CHARLESTON, S.C. (WCBD)- New data from the Centers for Disease Control shows South Carolina ranked second to last in vaccine roll-out. State health leaders say they are working twice as hard to overcome that hurdle.
They say demand is at an all-time high; especially since adding individuals seventy and older to the 1-A list. Dr. Danielle Scheurer from the Medical University of South Carolina says they are fighting a two-pronged battle.
“There are two constraints. One is how much vaccine do we have and the second is how many team members do we have to do the vaccinations,” says Dr. Sheurer.
According to Dr. Scheurer, MUSC is vaccinating about 3,000 to 4,000 people each day.

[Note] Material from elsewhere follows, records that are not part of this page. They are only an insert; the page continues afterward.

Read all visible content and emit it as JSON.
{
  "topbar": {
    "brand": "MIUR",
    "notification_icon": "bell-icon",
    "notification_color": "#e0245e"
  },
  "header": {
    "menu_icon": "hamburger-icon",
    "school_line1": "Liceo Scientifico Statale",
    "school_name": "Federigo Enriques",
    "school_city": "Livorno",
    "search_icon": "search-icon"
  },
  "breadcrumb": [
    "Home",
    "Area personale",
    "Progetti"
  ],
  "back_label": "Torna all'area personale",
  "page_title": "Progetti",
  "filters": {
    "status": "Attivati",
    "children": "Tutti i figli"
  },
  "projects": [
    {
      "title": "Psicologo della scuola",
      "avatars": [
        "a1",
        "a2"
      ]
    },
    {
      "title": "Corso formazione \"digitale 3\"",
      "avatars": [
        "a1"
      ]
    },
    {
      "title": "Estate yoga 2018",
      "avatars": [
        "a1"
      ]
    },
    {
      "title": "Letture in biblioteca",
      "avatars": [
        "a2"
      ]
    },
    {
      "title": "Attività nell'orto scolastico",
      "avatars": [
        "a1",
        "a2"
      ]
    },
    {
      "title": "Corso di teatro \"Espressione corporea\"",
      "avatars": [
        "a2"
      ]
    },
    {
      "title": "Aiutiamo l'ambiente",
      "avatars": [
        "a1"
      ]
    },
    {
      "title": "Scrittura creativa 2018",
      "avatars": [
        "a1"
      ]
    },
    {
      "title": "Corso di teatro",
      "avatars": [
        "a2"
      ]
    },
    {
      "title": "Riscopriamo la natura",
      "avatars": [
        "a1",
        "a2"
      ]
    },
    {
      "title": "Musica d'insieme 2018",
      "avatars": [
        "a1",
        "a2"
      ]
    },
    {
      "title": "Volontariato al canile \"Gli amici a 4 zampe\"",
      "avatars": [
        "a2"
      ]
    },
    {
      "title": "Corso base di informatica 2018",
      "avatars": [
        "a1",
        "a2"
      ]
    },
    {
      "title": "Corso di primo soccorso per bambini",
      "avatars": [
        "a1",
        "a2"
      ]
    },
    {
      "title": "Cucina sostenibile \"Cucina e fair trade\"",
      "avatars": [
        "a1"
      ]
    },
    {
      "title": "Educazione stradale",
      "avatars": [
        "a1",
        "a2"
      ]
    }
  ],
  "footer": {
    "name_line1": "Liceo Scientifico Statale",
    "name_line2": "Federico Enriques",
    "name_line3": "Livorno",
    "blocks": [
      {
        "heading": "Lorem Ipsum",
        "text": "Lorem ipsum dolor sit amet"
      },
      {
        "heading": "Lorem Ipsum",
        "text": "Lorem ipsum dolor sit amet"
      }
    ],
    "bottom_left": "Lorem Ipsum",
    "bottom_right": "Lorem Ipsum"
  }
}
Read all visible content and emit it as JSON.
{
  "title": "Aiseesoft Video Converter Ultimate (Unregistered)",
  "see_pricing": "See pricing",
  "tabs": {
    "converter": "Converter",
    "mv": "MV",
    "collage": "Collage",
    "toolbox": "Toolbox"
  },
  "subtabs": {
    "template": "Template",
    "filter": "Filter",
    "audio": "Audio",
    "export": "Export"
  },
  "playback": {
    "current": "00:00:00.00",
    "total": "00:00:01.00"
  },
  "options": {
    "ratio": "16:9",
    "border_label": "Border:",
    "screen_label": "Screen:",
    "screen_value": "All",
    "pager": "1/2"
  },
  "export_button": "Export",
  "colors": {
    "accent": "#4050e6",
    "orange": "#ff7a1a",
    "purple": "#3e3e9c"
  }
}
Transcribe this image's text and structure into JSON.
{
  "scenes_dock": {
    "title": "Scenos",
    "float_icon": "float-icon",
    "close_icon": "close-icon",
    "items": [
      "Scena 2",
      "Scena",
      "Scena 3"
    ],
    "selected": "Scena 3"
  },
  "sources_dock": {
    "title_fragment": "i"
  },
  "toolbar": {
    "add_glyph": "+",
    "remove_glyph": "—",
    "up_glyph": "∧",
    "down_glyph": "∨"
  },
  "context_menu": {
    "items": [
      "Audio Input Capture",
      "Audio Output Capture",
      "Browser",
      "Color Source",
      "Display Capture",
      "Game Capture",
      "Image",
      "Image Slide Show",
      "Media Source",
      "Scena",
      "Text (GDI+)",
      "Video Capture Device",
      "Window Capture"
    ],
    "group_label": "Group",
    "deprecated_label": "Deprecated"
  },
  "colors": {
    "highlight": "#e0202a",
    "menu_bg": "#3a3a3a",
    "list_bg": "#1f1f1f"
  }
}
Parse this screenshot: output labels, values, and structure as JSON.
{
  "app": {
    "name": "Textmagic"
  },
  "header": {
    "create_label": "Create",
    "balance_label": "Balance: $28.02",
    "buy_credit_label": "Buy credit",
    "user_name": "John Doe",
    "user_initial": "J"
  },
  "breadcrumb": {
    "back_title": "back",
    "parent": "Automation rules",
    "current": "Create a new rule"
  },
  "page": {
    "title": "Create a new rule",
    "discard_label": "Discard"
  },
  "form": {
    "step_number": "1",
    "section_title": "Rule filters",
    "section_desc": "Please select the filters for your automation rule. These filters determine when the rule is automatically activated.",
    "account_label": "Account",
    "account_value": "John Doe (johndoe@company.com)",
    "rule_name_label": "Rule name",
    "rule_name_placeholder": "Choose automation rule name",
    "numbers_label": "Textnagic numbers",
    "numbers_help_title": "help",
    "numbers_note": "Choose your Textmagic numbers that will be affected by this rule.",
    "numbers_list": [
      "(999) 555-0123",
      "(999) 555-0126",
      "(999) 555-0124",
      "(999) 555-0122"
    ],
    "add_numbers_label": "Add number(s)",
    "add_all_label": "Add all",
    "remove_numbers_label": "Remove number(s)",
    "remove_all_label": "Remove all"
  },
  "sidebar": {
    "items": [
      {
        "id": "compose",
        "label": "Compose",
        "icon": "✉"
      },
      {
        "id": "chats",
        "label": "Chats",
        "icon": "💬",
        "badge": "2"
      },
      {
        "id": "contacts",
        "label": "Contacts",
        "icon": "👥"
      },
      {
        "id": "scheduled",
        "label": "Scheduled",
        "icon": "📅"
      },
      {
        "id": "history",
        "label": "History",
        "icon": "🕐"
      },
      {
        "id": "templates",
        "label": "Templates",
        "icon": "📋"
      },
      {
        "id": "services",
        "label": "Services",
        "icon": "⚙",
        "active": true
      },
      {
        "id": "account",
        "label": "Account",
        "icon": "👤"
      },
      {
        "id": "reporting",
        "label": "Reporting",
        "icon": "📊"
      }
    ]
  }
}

“Our goal is to get to 10,000 vaccines a day assuming vaccine supply allows for that,” she says.
According to the CDC, South Carolina has administered approximately 6,700 doses of the vaccine per 100,000 residents. In comparison, Alaska has administered about 20,000 doses of the vaccine per 100,000 residents.
The Department of Health and Environmental Control says they are working with the CDC to ensure their data is correct.
“We are in communication with the CDC and Operation Warp Speed to verify that data so we can better understand what is happening and what is going on,” says Dr. Brennan Traxler, interim director of Public Health.
Rumors have been circulating as South Carolinians speculate what has been holding up the vaccine distribution. Dr. Traxler clarified that the state is using nearly 100% of the Federally allocated vials.
“We are not seeing any significant numbers of doses being discarded or wasted,” she says.
To help speed up the process, Governor Henry McMaster called on South Carolina hospitals to reduce the amount of elective procedures.
In the meantime, Dr. Traxler says that anyone waiting for the vaccine should do what they can to keep those hospital beds open.
“It’s going to depend on everyone’s behavior in South Carolina. We really need everybody — this is a critical time and we really need everyone to double down on their efforts,” she says.
DHEC officials say the state is moving towards Phase 1-B; which would allow vaccinations for school employees and other first responders.